Dale Tuggy

Dale Tuggy is Professor of Philosophy at the State University of New York at Fredonia, where he teaches courses in analytic theology, philosophy of religion, religious studies, and the history of philosophy.

9 Comments

  1. Roman
    June 10, 2015 @ 10:30 am

    Doesn’t being a necessary being mean that the being cannot fail to exist? Just because once something exists it cannot cease to exist doesn’t mean that it cannot fail to exist. It could not simply, not exist and never have existed in the first Place. Wouldn’t being a necessary being mean that the statement “this necessary being does not exist,” contains a logical contradiction?

    • Joshua Harris
      June 10, 2015 @ 11:38 am

      Right, I agree with this and would be very interested to hear Prof. Tuggy’s response.

      • Dale Tuggy
        June 10, 2015 @ 4:23 pm

        Excellent point, gents. Yes, I think this is right. I slipped into arguing that God’s existence is not strictly metaphysically necessary, but rather “necessary” in the sense of inevitable or now-unchangeable, such that it in principle it’s too late to prevent it. My argument only shows that God can’t cease to exist. But that’s not enough.

        I have a few notions about how to proceed… but let me mull over them first. Stay tuned. In the mean time, I must say:
        https://tctechcrunch2011.files.wordpress.com/2013/03/wellplayedwellplayed_d41ebe3c5301f6d62668a863aad4ebf5.png

  2. Joshua Harris
    June 10, 2015 @ 12:20 am

    Thanks again for the ongoing discussion. Seems clear that your conclusion still doesn’t let you validly infer that God is a necessary being, right? For even if it were impossible that he should cease to exist, on this view it seems to be quite possible that he could come into being.

    • Dale Tuggy
      June 10, 2015 @ 4:25 pm

      I think that’s impossible too. What comes into being is caused to come into being. But God is by def a se. So he can’t be caused to come into being, so he can’t come into being.

      Still, this would only show that given that God exists now, he’s always existed, and always will. But this pertains, for all I’ve shown, only to “worlds” in which
      God exists at some time. But what must be show is that God doesn’t fail to exist in any possible world…

      • Joshua Harris
        June 10, 2015 @ 4:36 pm

        Right, makes sense.

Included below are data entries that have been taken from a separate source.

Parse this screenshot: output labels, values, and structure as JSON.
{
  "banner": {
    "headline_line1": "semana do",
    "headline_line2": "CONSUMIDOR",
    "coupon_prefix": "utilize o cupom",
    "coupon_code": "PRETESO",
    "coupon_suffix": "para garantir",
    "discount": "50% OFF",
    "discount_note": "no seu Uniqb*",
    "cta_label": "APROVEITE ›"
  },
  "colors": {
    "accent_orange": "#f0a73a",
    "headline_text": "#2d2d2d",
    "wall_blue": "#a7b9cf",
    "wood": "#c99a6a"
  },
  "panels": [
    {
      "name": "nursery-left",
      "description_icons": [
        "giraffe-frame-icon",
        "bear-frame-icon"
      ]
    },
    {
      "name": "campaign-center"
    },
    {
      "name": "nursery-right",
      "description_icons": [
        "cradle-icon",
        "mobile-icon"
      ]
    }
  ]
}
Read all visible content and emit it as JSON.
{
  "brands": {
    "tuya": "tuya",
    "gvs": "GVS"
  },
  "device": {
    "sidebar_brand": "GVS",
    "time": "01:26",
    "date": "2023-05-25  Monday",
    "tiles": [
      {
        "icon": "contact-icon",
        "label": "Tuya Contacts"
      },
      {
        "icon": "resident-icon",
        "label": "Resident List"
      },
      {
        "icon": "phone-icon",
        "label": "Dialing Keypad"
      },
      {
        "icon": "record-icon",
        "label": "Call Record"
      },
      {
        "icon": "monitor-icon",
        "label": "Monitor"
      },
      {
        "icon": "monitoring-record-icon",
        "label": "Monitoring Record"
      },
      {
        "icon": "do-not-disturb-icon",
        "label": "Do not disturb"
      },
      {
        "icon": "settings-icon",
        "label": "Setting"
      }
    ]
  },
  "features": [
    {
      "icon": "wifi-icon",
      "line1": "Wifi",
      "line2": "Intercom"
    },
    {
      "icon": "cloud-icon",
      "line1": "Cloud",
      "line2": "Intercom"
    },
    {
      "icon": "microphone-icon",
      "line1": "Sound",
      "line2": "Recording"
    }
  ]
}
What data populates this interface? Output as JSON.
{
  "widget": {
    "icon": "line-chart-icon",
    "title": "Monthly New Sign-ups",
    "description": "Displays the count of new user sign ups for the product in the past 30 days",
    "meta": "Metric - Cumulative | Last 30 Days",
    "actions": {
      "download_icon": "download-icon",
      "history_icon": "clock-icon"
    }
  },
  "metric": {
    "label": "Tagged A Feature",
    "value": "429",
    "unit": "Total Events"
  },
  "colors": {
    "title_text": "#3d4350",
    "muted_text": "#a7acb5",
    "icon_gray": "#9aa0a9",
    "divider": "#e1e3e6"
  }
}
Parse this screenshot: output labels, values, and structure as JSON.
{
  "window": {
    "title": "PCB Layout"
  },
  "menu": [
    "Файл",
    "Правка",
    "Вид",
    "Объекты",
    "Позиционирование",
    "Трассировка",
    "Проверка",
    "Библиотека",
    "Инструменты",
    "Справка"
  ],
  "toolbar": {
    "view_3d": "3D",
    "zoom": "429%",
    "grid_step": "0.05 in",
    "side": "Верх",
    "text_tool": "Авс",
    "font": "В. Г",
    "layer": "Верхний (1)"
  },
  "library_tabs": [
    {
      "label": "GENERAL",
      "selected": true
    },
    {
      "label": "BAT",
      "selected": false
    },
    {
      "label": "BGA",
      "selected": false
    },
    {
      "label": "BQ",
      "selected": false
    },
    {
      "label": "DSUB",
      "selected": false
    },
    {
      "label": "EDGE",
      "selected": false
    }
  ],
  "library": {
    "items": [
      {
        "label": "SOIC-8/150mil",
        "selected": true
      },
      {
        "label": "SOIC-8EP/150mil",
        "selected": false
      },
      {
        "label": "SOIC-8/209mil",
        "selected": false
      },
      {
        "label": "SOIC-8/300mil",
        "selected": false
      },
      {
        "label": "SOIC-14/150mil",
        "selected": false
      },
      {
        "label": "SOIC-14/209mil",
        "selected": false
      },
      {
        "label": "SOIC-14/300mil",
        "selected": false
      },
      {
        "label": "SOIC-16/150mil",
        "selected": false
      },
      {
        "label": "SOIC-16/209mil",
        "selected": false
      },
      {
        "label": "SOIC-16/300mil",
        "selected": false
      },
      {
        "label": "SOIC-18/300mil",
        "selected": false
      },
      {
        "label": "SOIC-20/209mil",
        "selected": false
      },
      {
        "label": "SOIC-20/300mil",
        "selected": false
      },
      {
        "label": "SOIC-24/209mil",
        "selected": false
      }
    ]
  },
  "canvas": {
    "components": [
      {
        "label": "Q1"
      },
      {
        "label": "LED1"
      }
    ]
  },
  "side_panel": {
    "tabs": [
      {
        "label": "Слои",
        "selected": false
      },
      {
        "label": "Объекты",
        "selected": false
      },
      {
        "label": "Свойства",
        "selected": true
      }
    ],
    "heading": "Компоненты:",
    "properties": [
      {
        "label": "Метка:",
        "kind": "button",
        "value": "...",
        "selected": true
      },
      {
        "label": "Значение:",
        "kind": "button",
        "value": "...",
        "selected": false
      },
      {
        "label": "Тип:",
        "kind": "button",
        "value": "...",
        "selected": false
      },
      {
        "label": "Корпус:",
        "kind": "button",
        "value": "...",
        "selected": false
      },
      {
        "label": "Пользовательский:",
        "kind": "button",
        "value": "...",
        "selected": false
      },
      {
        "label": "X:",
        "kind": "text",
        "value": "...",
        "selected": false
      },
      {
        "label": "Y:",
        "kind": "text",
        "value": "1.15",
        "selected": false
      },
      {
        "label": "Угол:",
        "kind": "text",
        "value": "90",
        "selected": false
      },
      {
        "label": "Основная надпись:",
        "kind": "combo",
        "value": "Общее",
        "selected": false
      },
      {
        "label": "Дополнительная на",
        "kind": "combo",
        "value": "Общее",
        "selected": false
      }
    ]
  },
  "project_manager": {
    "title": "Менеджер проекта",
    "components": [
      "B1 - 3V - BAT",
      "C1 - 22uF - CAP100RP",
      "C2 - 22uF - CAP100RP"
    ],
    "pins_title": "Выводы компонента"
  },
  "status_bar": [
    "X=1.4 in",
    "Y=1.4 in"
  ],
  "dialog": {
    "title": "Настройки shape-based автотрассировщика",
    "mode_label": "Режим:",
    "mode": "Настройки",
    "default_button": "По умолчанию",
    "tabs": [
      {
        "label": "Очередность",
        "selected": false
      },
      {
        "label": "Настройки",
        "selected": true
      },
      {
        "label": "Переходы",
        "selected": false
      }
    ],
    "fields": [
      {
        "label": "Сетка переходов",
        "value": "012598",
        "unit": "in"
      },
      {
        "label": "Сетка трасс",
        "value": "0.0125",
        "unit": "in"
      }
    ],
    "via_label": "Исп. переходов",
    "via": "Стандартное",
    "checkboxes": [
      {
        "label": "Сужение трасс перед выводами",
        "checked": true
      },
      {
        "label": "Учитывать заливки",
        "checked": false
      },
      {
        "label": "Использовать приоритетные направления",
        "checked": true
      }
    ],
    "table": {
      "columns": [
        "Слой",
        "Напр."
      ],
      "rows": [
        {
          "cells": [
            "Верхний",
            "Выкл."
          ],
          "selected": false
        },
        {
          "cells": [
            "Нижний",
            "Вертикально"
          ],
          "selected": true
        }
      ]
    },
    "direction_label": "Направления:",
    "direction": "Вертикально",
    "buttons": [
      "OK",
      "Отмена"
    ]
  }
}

Thanks for engaging.

  3. Pär Stenberg
    June 9, 2015 @ 4:13 pm

    tl;dr

    • Dale Tuggy
      June 10, 2015 @ 4:23 pm

      Oh give me a break. I know that you read church fathers. Some of those guys are first class wind-bags. 🙂

      • Pär Stenberg
        June 10, 2015 @ 5:27 pm

        Nah, I fake it all so as to appear intelligent and well-read. 🙂 I tl;dr:ed Irenaeus when he began comparing gnostic aeons to cucumbers and melons.